By Diane M. Sosovec, RN, MS
Climate and environmental factors may increase some individual's suscepti-bility to dry skin or even chronic irritant dermatitis. In the fall and winter months, the cold, dry and windy weather may cause exposed skin to become dry, itchy and reddened. Indoor air that has been heated and lacks proper humidity may have the same effect. Combine these variables with frequent hand washing and glove use and the result may be compromised skin integrity. The practice of adhering to a simple hand care plan will minimize the effects of cold weather and low-humidified air by promoting healthy, intact skin.
Practices that may increase the risk of dermal reactions:
- Frequent hand washing Surgical scrub longer than 5 minutes
- Use of harsh antimicrobial soaps, i.e., chlorhexidine gluconate, iodophors, Dial® or Safeguard® hand soaps
- Indoor air quality; heated and dry in winter months
- Personal hand care products not approved by an infection control professional
- Use of highly fragranced, commercial hand lotions.
- Inappropriate use of topical agents
- Absence of an approved hand care protocol
Practices that may decrease the risk of dermal reactions:
- Use of powder-free gloves
- Use of a milder soap or scrub
- Use of an alcohol gel or rubReduced surgical scrub time (2 to 3 minutes is adequate) contingent on department policy
- Frequent use of an approved hand lotion/moisturizer
The practice of adhering to a simple hand-care plan will minimize the effects of cold weather and low-humidity air.
- Use tepid water.
- Use a mild soap or antimicrobial agent.
- Rinse hands thoroughly.
- Dry gently.
Hand disinfection (when hands are not visibly dirty)
- Apply an alcohol-based rub, gel or sanitizer.
- Liberally apply a water-based lotion/moisturizer or other approved hand-care product.
- Use gloves that moisturize, promote healing and soothe and protect skin from the symptoms of irritant dermatitis.

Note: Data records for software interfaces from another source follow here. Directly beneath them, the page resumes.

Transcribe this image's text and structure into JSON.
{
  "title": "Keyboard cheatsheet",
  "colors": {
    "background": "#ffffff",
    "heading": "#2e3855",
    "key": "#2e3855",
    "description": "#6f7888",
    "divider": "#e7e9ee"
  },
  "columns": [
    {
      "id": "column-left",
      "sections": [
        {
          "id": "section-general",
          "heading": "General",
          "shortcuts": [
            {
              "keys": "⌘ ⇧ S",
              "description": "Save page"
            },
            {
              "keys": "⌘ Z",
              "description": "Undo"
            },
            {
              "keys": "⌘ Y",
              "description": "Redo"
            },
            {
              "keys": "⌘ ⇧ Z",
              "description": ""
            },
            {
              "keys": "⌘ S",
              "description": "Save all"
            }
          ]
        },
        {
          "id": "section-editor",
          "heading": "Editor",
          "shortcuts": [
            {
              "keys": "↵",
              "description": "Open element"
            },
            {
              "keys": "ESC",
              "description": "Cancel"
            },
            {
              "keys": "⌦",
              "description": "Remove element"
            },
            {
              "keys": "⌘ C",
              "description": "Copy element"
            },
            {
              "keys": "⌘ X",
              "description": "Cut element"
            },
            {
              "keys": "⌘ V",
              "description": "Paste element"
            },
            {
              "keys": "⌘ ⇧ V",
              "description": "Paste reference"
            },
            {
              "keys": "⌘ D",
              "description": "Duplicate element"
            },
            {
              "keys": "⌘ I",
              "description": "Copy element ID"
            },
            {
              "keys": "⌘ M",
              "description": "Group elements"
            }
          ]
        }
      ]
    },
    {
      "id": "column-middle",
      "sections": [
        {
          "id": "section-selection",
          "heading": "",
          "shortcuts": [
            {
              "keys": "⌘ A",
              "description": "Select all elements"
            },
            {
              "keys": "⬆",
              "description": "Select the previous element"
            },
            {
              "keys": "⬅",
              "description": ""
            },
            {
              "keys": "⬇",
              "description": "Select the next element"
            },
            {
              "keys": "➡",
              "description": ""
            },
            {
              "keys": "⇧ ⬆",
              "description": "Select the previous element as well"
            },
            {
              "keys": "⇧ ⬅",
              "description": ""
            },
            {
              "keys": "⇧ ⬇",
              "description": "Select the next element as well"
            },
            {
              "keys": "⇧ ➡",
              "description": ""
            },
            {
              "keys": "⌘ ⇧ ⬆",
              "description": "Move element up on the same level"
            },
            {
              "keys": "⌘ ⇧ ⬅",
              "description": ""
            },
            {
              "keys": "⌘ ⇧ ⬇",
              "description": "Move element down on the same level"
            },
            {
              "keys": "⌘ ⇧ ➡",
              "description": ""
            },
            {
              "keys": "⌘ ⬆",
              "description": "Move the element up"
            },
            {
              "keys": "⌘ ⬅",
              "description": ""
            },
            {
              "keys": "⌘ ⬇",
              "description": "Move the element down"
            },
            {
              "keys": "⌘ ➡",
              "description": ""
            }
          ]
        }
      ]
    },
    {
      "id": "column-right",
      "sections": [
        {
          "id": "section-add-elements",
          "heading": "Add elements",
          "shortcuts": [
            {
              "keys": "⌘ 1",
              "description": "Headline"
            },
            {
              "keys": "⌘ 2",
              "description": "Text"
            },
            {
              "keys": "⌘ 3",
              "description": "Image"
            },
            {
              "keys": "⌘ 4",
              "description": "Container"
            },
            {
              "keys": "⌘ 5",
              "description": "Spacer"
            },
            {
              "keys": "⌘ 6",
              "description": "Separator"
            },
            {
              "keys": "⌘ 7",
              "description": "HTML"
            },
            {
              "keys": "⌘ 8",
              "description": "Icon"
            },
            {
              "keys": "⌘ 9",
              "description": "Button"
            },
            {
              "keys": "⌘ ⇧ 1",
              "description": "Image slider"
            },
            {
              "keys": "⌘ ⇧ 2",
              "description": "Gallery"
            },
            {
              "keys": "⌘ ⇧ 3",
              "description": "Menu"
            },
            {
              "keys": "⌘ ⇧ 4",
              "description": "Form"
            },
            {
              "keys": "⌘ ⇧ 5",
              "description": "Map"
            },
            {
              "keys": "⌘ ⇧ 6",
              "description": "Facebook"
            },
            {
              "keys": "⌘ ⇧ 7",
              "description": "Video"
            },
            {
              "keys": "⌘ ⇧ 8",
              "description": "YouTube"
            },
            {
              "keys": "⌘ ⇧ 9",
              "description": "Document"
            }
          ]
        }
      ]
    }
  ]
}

NOTE: Do not use over-the-counter hand-care products in the clinical environment. Only products that have been evaluated and approved by the Infection Control Department should be used.
If symptoms associated with a dermal reaction persist, seek advice from occupational health services. Most seasonal dermal reactions are temporary and are effectively managed through improved hand care.
Note: The information provided here is for general educational purposes and is not a substitute for specific medical advice by a physician. The information, programs and policies reviewed here are for illustrative purposes only. Each healthcare institution should tailor its policies, guidelines and approach to its unique circumstances, taking into account its facilities, employees and patient population.